Team:MichiganState/HP Survey


An important aspect of our project was understanding how our GM bacteria would be perceived by the public. Public perception can often be a barrier between scientific progress and real world application. The main objectives of our surveys were to determine the public’s knowledge of GMOs, access their comfort level with GMOs, identify any specific areas of concern with genetic engineering, and access their comfort level with our project in particular. Our methods for conducting the surveys were approved by the MSU Institutional Review Board (IRB) as scientifically valid methods. We stood on Grand River Avenue across from MSU’s campus, and asked everyone who walked by to fill out a survey anonymously. We did this for a few days every week during the month of July 2018. Afterward, we tallied all of the surveys to get our final results. The survey itself consisted of a disclaimer paragraph, per IRB regulations, informing the participants about the purpose of the survey, and the contact information for one of our PIs. This was followed by three demographics questions, and then seven questions designed to better understand public opinion of GMOs. All questions were "multiple choice" style.


Overall, 363 people filled out our surveys. Because we surveyed people at a location so close to campus, we were aware that our polling population might have some bias. We saw this bias in our demographic results, where 52% where typical college-aged students.
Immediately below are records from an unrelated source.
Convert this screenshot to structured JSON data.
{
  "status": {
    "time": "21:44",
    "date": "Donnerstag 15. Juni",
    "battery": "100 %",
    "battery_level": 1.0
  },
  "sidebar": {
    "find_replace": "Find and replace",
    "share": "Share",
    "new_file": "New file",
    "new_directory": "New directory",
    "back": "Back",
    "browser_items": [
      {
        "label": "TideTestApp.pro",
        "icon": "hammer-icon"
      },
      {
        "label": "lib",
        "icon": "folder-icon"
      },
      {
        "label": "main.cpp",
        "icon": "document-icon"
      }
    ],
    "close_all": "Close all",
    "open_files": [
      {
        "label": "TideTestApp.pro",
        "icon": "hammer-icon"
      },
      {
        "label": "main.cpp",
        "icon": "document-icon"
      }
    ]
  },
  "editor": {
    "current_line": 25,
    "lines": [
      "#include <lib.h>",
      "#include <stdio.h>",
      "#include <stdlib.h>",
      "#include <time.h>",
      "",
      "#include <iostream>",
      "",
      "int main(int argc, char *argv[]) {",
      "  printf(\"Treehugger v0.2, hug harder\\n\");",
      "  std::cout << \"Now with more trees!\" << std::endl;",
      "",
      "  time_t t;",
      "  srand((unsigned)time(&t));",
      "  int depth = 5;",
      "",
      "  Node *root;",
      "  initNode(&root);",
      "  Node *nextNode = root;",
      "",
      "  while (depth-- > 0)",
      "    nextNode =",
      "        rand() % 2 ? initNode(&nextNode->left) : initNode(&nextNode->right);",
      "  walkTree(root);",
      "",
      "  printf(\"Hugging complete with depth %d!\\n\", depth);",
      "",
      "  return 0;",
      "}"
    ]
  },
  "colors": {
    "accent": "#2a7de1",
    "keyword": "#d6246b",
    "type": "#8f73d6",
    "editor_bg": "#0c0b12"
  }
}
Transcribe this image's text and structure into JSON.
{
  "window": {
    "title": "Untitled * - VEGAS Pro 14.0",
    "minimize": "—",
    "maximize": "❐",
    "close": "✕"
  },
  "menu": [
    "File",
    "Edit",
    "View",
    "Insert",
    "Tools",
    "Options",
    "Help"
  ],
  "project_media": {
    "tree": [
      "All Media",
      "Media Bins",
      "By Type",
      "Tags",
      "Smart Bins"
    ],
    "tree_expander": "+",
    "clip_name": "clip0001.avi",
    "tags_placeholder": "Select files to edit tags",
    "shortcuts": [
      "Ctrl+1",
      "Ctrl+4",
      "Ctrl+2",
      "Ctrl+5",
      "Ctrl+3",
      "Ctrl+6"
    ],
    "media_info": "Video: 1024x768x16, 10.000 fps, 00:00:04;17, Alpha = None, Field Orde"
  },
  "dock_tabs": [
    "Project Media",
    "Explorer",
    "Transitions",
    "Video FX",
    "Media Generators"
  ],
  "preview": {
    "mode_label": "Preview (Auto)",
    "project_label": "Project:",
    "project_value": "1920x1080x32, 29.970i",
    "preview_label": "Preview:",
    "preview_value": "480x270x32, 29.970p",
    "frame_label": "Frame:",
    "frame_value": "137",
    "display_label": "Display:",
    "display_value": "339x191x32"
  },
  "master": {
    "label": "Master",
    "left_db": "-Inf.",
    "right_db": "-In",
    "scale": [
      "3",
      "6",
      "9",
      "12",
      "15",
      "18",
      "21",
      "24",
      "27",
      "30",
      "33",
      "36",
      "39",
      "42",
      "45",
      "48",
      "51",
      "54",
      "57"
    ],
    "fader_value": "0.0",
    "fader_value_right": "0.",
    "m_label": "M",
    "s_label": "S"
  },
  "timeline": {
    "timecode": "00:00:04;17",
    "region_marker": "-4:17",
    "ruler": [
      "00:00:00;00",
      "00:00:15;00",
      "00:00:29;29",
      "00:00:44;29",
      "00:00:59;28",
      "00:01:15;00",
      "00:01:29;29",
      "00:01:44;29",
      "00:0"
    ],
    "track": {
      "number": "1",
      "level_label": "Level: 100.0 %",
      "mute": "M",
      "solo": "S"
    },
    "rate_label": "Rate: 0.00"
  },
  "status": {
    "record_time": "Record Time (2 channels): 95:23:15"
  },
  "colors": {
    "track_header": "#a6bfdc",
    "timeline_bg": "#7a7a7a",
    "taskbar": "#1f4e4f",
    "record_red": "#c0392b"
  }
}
However, we still think that our data can provide some useful insights into the general population’s opinions. We purposely chose a location near a public bus stop and near businesses, so some of the people we polled would be younger and older, and have varying education levels, as better represents the general population.


Our results show that the general public's opinion of GMOs varies dramatically. Public education and awareness will be an important part of making our GM bacteria marketable. We were happy to see, though, that most people were at least open to learning more about our project. As shown in the results from question 5, only 7% thought that genetically modifying bacteria instead of a plant was unacceptable. The other 93% were at least open to discussion and learning more. This is promising for the future use of our GM bacteria. From question 4, we found that people's major concerns with GMOs were the effect on the human body, and the effect on the environment. One benefit to our GMO is that people wouldn't actually be consuming GM crops, but rather crops grown with GM bacteria. This may decrease some of the concerns with the effect on the human body.


Passing out surveys also turned out to be a great opportunity to discuss our project in depth with people who had filled out the survey. They were often interested to learn more, and we engaged in many interesting and thought-provoking conversations. Because of this, we decided to make a brochure that provided a basic overview of iGEM, our project, and we gave copies to interested participants after they had finished filling out a survey.